A high spot of the year was the marriage of the young Queen Victoria to Prince Albert. Portsmouth celebrated with a general holiday. The Council in turn sent an address extending cordial congratulations to their sovereign on her marriage. The mayor took the address to London. (3) By contrast the low spot was the abortive attempt to assassinate the Queen and her Consort on June 11th 1840. The Council resolved to make a further address to Her Majesty and Prince Albert expressing joy at their escape. During the Council meeting of 21st July 1840 Williams made known that he had attended a levee on the 1st July and presented the loyal and dutiful address. In recognition of the sentiments therein expressed a Knighthood was conferred on the him. (4) Williams added he would take as his role model Sir John Carter who had occupied the chair with public integrity and private worth. Cllr Hoskins moved that this Council considers that the honour bestowed on the mayor by her most gracious Majesty also reflects honour on the Borough of Portsmouth and he congratulated Sir John on this auspicious event. Motion carried with applause.

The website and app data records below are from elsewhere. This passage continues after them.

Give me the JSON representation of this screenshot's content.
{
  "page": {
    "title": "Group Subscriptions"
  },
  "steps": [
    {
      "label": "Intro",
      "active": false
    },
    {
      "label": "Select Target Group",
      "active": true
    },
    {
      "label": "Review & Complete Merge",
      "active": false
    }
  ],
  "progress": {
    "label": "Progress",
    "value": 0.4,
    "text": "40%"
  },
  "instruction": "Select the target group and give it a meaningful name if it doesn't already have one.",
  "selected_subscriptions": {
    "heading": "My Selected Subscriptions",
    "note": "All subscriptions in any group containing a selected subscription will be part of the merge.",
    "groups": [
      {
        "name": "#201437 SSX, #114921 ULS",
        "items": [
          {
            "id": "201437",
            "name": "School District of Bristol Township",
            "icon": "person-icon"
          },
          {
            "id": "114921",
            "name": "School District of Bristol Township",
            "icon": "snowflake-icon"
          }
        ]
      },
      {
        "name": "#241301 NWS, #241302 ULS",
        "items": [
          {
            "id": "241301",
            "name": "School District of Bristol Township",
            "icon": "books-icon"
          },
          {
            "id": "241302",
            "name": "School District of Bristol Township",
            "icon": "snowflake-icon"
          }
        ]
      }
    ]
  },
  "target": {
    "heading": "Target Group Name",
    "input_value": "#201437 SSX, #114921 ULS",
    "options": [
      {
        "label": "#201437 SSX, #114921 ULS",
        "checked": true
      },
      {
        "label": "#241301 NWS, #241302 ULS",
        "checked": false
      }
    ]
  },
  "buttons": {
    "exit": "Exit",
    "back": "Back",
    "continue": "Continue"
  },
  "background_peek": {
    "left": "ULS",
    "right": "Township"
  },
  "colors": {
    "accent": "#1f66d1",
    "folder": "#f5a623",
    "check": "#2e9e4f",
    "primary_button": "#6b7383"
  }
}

The contentious issue was the proposed Floating Bridge to ply between Portsmouth and Gosport. There were those, especially Cllr. Stigant, who argued that its construction would jeopardise the livelihoods of watermen. At one stage he was at odds with the mayor feeling that he had not been given sufficient opportunity to express his feelings on the matter. Nevertheless, the floating-bridge commenced running between Portsmouth and Gosport on May 4th. The irritant topic was the Free Mart Fair. Williams was of the opinion that the time had arrived when it should be abolished. It had outlived its usefulness and was no more than an excuse for public debauchery. He lamented that as mayor he could not introduce a motion himself but urged the council to consider the matter. Nothing was done for a few more years.
At the close of Sir John's mayoralty Cllr Travers moved a vote of thanks to the out going mayor for the exemplary manner in which he had discharged his duties during the previous year. (5) He had been a model of kindness and urbanity. His knighthood had brought honour to the Borough. Carried unanimously. Sir John replied saying that he had passed through the office with evil and good report - and he had been much spattered with the former. But when any doubt had arisen he had always looked to his conscience for guidance.
He died at his Portsea home in January 1841 from a long standing pulmonary infection leaving a widow but no issue. His obituary noted that his benevolent and caring mind always led him to be foremost in well doing - especially in disseminating useful knowledge among his less educated neighbours. He was both a sincere Christian and a Liberal. No one had filled the office of mayor better commented Major Travers during the ensuing Council tribute. (6)
Norman Gordon
Obituary Hampshire Telegraph January 18th 1841.
1. Hampshire Telegraph November 11th 1839.
2. Hampshire Telegraph 10-2-1840.
3. Hampshire Telegraph 17-2-1840.
4. Hampshire Telegraph 27-7-1840.
5. Hampshire Telegraph 16-11-1840.
6. Hampshire Telegraph 1-2-1841.